To Move Your Photography Forward
Creating abstract images is balm for my soul, this practice feeds my heart. Photography is traditionaly a representational art form. It doesn’t have to be.
This story will offer you you some ways of working, and ask some questions, to assist you with creating abstract photos of your own.
The first step is sticking your lens right in your subject’s face, and the closer the better. This will eliminate at least one level of normal reality.
The image above is a very small portion of a large Agave plant. I used all of the techniques offered in this story to create this photo.
Setting your lens to its widest aperture also complements this practice. Thus my common tag line . . . “To wide open lenses, and wide open hearts.”
It also allows you to contemplate the nature, the feeling, the essence, of your subject.
This practice is all about how the image makes you feel, not what the image makes you think of.
Again, turn off that dominate left brain for a bit. It will do you good, I promise. I know it does for me.
Try photographing the bark of a tree, a leafy plant, blistered and peeling paint, or an Agave! Everything does not need to be in focus. The out of focus parts of your subject will only enhance the parts that are in sharp focus.
This way of making photographs, is inspired by Abstract Expressionism.
The Abstract Expressionistic movement in painting began in the mid 1940's.
The crisis of the second World War and its aftermath, are key to understanding the concerns of the Abstract Expressionists.
These young artists, were troubled by man’s dark side.
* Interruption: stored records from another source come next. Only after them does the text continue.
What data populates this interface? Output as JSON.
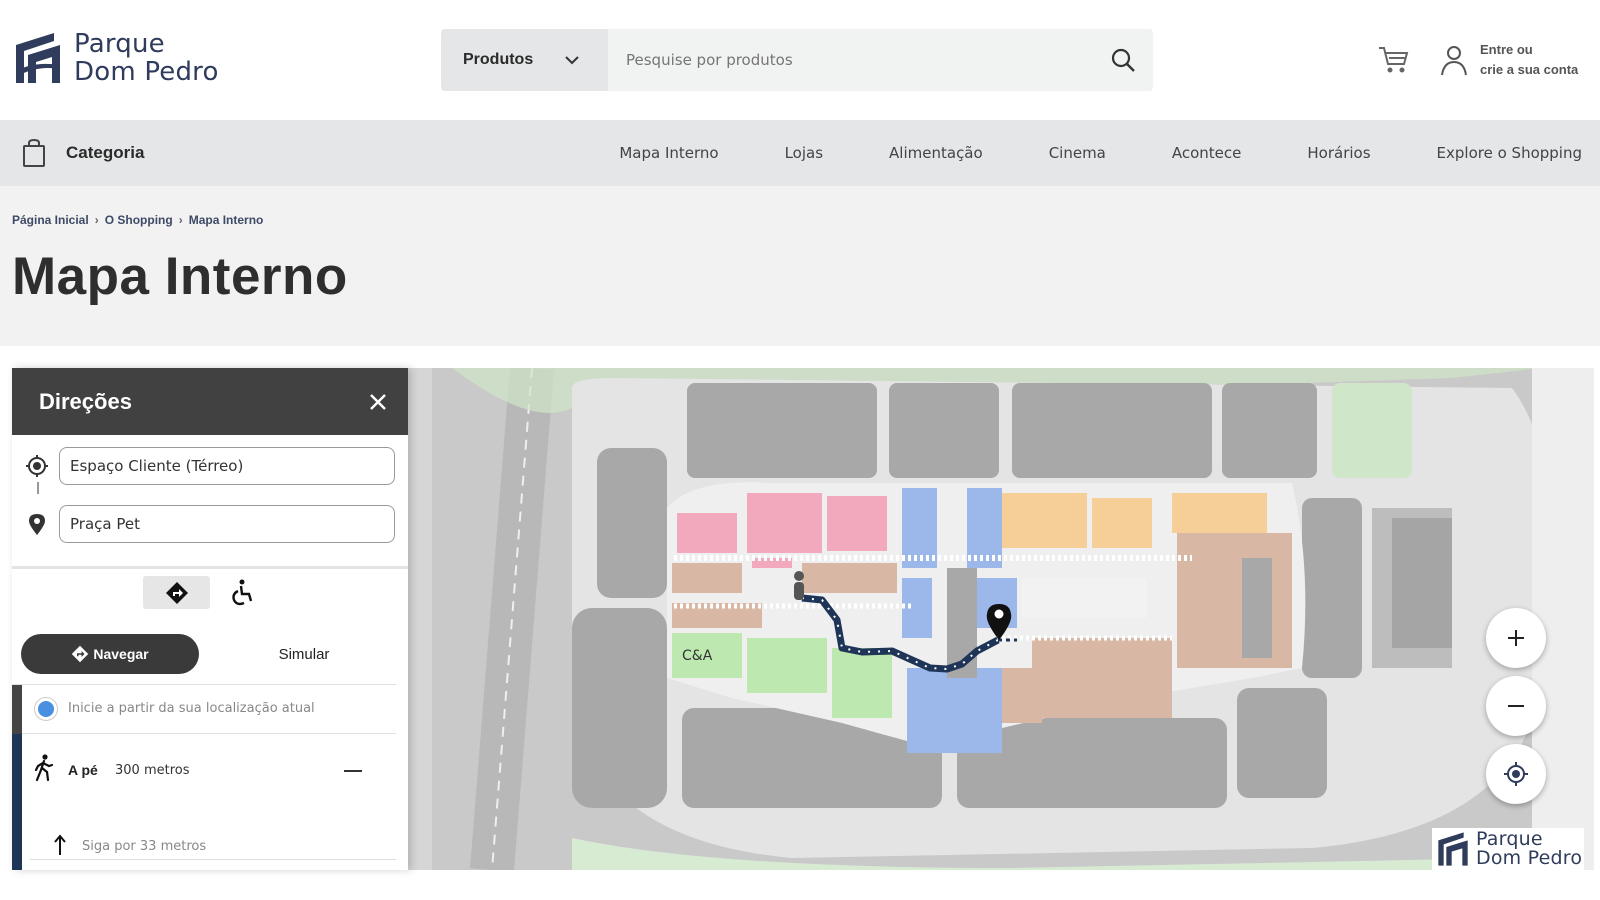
{
  "brand": {
    "line1": "Parque",
    "line2": "Dom Pedro"
  },
  "search": {
    "category_label": "Produtos",
    "placeholder": "Pesquise por produtos"
  },
  "account": {
    "line1": "Entre ou",
    "line2": "crie a sua conta"
  },
  "nav": {
    "category_label": "Categoria",
    "links": [
      "Mapa Interno",
      "Lojas",
      "Alimentação",
      "Cinema",
      "Acontece",
      "Horários",
      "Explore o Shopping"
    ]
  },
  "breadcrumb": [
    "Página Inicial",
    "O Shopping",
    "Mapa Interno"
  ],
  "page_title": "Mapa Interno",
  "directions": {
    "title": "Direções",
    "origin": "Espaço Cliente (Térreo)",
    "destination": "Praça Pet",
    "navigate_label": "Navegar",
    "simulate_label": "Simular",
    "current_location_label": "Inicie a partir da sua localização atual",
    "mode_label": "A pé",
    "distance": "300 metros",
    "step_text": "Siga por 33 metros"
  },
  "map": {
    "store_label": "C&A",
    "zoom_in": "+",
    "zoom_out": "−",
    "colors": {
      "pink": "#f2a9bd",
      "blue": "#9cb8ea",
      "orange": "#f6cf98",
      "tan": "#d8b8a4",
      "green": "#bde8b0",
      "route": "#1f3558"
    }
  },
  "icons": [
    "chevron-down-icon",
    "search-icon",
    "cart-icon",
    "user-icon",
    "bag-icon",
    "close-icon",
    "target-icon",
    "pin-icon",
    "directions-icon",
    "wheelchair-icon",
    "walk-icon",
    "arrow-up-icon",
    "locate-icon",
    "plus-icon",
    "minus-icon"
  ]
}
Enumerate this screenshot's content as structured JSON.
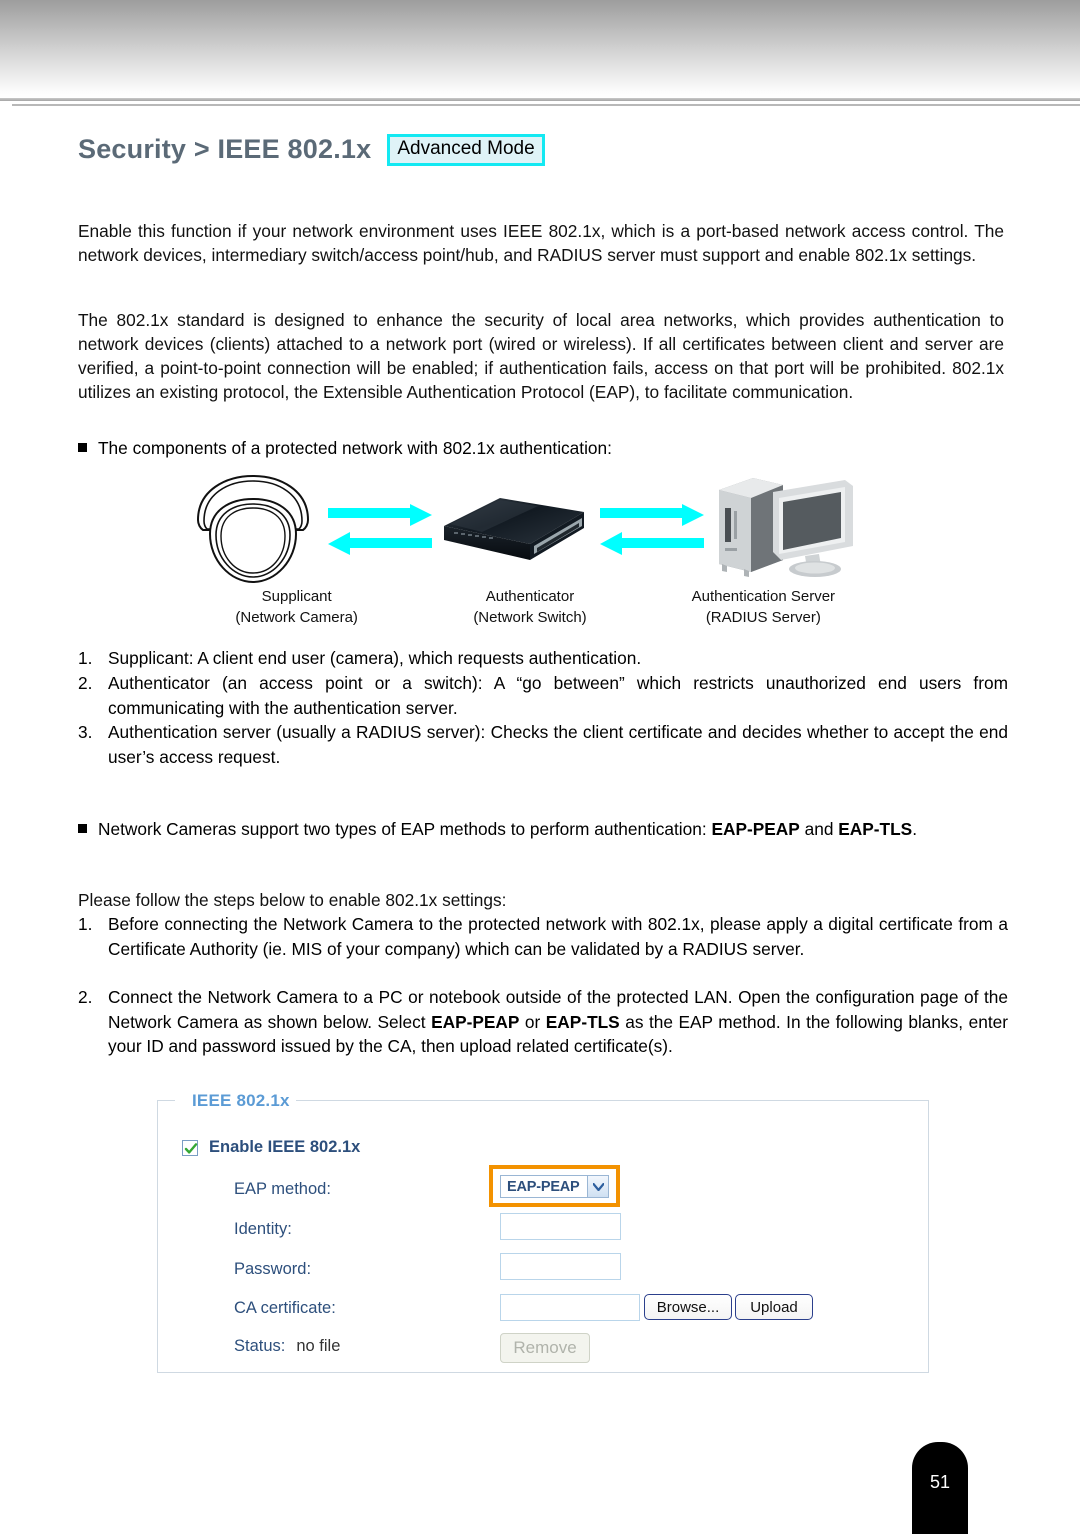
{
  "page": {
    "number": "51",
    "title_main": "Security > IEEE 802.1x",
    "title_badge": "Advanced Mode"
  },
  "intro": {
    "paragraph_1": "Enable this function if your network environment uses IEEE 802.1x, which is a port-based network access control. The network devices, intermediary switch/access point/hub, and RADIUS server must support and enable 802.1x settings.",
    "paragraph_2": "The 802.1x standard is designed to enhance the security of local area networks, which provides authentication to network devices (clients) attached to a network port (wired or wireless). If all certificates between client and server are verified, a point-to-point connection will be enabled; if authentication fails, access on that port will be prohibited. 802.1x utilizes an existing protocol, the Extensible Authentication Protocol (EAP), to facilitate communication."
  },
  "components_bullet": "The components of a protected network with 802.1x authentication:",
  "diagram": {
    "arrow_color": "#00ffff",
    "nodes": [
      {
        "icon": "dome-camera-icon",
        "title": "Supplicant",
        "subtitle": "(Network Camera)"
      },
      {
        "icon": "network-switch-icon",
        "title": "Authenticator",
        "subtitle": "(Network Switch)"
      },
      {
        "icon": "server-computer-icon",
        "title": "Authentication Server",
        "subtitle": "(RADIUS Server)"
      }
    ]
  },
  "component_list": [
    {
      "marker": "1.",
      "text": "Supplicant: A client end user (camera), which requests authentication."
    },
    {
      "marker": "2.",
      "text": "Authenticator (an access point or a switch): A “go between” which restricts unauthorized end users from communicating with the authentication server."
    },
    {
      "marker": "3.",
      "text": "Authentication server (usually a RADIUS server): Checks the client certificate and decides whether to accept the end user’s access request."
    }
  ],
  "eap_bullet": {
    "lead": "Network Cameras support two types of EAP methods to perform authentication: ",
    "bold_1": "EAP-PEAP",
    "mid": " and ",
    "bold_2": "EAP-TLS",
    "tail": "."
  },
  "steps_intro": "Please follow the steps below to enable 802.1x settings:",
  "steps": [
    {
      "marker": "1.",
      "text": "Before connecting the Network Camera to the protected network with 802.1x, please apply a digital certificate from a Certificate Authority (ie. MIS of your company) which can be validated by a RADIUS server."
    },
    {
      "marker": "2.",
      "part_1": "Connect the Network Camera to a PC or notebook outside of the protected LAN. Open the configuration page of the Network Camera as shown below. Select ",
      "bold_1": "EAP-PEAP",
      "part_2": " or ",
      "bold_2": "EAP-TLS",
      "part_3": " as the EAP method. In the following blanks, enter your ID and password issued by the CA, then upload related certificate(s)."
    }
  ],
  "panel": {
    "legend": "IEEE 802.1x",
    "enable_checkbox_label": "Enable IEEE 802.1x",
    "enable_checked": true,
    "fields": {
      "eap_method_label": "EAP method:",
      "eap_method_value": "EAP-PEAP",
      "identity_label": "Identity:",
      "identity_value": "",
      "password_label": "Password:",
      "password_value": "",
      "ca_certificate_label": "CA certificate:",
      "ca_certificate_value": "",
      "status_label": "Status:",
      "status_value": "no file"
    },
    "buttons": {
      "browse": "Browse...",
      "upload": "Upload",
      "remove": "Remove"
    },
    "colors": {
      "legend_blue": "#5b9bd5",
      "label_blue": "#2d4f7c",
      "highlight_orange": "#f39200",
      "button_border": "#2b3f8c"
    }
  }
}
They were also anxiously aware of human irrationality and vulnerability. They wanted a way to express their concerns, in a new art of…